WORK TO BE COMPLETED: Your answer should be every line from the records that contains "subtitle".
*** Opening of DATASET ***
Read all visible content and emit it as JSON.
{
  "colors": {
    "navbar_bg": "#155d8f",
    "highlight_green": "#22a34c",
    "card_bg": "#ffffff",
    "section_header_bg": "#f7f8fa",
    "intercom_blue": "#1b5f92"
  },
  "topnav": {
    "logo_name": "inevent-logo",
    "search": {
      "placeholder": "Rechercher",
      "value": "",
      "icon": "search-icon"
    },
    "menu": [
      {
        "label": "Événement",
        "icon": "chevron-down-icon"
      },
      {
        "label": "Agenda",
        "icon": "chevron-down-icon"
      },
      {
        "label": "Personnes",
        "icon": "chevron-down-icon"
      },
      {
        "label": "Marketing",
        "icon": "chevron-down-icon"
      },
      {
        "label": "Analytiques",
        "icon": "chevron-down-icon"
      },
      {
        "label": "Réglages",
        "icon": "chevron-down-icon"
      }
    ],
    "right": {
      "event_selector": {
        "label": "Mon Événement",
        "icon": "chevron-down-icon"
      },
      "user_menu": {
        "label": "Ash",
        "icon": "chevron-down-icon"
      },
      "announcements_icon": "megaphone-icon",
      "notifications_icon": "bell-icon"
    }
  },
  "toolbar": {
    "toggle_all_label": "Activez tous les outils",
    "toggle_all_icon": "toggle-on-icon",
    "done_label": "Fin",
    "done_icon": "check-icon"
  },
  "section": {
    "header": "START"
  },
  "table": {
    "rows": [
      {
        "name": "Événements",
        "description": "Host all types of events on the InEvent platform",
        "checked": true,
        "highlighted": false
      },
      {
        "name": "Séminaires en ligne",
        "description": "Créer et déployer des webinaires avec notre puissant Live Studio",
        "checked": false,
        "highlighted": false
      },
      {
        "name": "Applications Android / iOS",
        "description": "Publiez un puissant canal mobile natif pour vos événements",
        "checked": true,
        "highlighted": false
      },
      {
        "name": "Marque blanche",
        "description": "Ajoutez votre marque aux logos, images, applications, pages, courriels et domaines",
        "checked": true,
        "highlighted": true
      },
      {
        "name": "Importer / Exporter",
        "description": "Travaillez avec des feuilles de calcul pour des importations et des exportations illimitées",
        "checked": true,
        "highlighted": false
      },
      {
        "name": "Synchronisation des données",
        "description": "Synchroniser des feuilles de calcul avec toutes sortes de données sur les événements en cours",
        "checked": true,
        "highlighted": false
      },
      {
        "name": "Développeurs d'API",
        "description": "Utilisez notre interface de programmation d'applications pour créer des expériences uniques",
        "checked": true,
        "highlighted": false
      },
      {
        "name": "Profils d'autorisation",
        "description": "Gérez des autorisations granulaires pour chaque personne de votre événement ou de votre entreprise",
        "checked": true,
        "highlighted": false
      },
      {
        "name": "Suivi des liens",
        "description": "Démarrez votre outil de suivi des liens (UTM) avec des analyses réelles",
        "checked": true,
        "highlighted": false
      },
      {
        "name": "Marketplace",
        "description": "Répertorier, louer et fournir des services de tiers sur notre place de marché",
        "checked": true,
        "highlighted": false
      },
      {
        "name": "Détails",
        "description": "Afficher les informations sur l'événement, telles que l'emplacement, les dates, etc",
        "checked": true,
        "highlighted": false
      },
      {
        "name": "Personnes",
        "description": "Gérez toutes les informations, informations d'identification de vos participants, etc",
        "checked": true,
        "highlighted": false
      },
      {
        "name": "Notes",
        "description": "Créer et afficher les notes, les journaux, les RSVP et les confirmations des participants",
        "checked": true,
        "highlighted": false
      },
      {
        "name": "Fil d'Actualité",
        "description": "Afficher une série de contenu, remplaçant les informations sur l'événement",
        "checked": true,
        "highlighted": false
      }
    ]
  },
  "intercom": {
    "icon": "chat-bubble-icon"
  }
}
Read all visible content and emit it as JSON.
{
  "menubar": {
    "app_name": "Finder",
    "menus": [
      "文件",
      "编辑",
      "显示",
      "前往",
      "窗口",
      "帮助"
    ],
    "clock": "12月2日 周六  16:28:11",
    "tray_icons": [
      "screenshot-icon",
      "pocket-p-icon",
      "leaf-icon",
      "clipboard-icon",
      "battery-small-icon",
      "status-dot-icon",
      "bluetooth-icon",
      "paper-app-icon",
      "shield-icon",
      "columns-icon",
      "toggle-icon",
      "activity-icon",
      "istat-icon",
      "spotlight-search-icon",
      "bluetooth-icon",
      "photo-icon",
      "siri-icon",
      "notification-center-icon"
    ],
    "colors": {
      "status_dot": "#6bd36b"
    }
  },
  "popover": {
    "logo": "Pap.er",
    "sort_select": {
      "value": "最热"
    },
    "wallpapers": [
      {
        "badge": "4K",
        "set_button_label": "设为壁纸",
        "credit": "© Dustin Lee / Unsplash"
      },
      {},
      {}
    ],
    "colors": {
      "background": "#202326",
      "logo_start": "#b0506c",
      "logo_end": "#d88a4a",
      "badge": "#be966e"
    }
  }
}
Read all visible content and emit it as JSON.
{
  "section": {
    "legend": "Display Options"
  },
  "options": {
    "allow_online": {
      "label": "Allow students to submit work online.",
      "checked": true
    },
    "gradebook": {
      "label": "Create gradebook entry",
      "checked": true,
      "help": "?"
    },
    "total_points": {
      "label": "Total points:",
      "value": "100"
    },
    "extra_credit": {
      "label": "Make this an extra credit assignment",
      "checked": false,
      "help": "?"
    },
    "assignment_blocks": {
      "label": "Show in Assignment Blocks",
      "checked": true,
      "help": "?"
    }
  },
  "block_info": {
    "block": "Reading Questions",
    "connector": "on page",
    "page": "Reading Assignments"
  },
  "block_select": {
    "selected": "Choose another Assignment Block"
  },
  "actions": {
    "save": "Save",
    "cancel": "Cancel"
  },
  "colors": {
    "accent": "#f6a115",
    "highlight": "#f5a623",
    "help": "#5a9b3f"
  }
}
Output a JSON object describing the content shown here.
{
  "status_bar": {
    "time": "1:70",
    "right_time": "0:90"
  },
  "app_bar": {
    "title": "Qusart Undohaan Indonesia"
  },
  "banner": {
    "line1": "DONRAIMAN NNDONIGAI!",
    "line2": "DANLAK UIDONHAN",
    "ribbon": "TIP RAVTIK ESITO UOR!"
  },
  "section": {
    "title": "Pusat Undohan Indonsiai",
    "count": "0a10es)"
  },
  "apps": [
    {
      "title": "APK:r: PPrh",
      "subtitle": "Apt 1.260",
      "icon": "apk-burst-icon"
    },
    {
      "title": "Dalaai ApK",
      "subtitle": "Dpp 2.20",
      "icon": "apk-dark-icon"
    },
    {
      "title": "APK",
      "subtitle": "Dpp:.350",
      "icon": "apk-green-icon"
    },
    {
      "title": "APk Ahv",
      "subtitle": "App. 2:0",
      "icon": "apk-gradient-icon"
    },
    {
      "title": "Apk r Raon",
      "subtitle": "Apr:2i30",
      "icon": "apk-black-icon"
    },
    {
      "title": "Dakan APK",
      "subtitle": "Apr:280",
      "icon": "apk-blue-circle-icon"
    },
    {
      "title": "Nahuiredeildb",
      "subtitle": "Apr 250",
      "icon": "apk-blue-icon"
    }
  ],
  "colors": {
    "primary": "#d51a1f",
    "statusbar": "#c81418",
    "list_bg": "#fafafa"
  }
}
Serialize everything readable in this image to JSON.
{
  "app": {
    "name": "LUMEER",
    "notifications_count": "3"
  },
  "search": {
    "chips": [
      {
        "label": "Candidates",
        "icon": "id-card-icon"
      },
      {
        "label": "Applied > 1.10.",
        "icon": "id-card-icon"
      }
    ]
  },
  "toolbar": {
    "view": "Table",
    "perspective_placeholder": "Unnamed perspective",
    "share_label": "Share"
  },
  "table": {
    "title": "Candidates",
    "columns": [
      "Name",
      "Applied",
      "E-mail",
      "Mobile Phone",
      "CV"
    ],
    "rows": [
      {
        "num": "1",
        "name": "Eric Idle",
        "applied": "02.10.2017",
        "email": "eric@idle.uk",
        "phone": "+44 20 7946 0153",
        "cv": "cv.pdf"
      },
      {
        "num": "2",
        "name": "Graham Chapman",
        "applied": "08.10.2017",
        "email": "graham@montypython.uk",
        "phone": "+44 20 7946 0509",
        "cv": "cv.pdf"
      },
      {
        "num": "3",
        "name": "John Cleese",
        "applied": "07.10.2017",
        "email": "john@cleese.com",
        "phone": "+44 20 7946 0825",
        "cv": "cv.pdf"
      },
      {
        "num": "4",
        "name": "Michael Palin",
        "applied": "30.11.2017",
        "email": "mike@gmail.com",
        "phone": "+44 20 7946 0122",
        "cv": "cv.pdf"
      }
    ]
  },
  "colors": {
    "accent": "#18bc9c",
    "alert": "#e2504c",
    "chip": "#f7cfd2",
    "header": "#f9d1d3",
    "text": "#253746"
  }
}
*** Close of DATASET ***
EXERCISE RESPONSE:
      "subtitle": "Apt 1.260",
      "subtitle": "Dpp 2.20",
      "subtitle": "Dpp:.350",
      "subtitle": "App. 2:0",
      "subtitle": "Apr:2i30",
      "subtitle": "Apr:280",
      "subtitle": "Apr 250",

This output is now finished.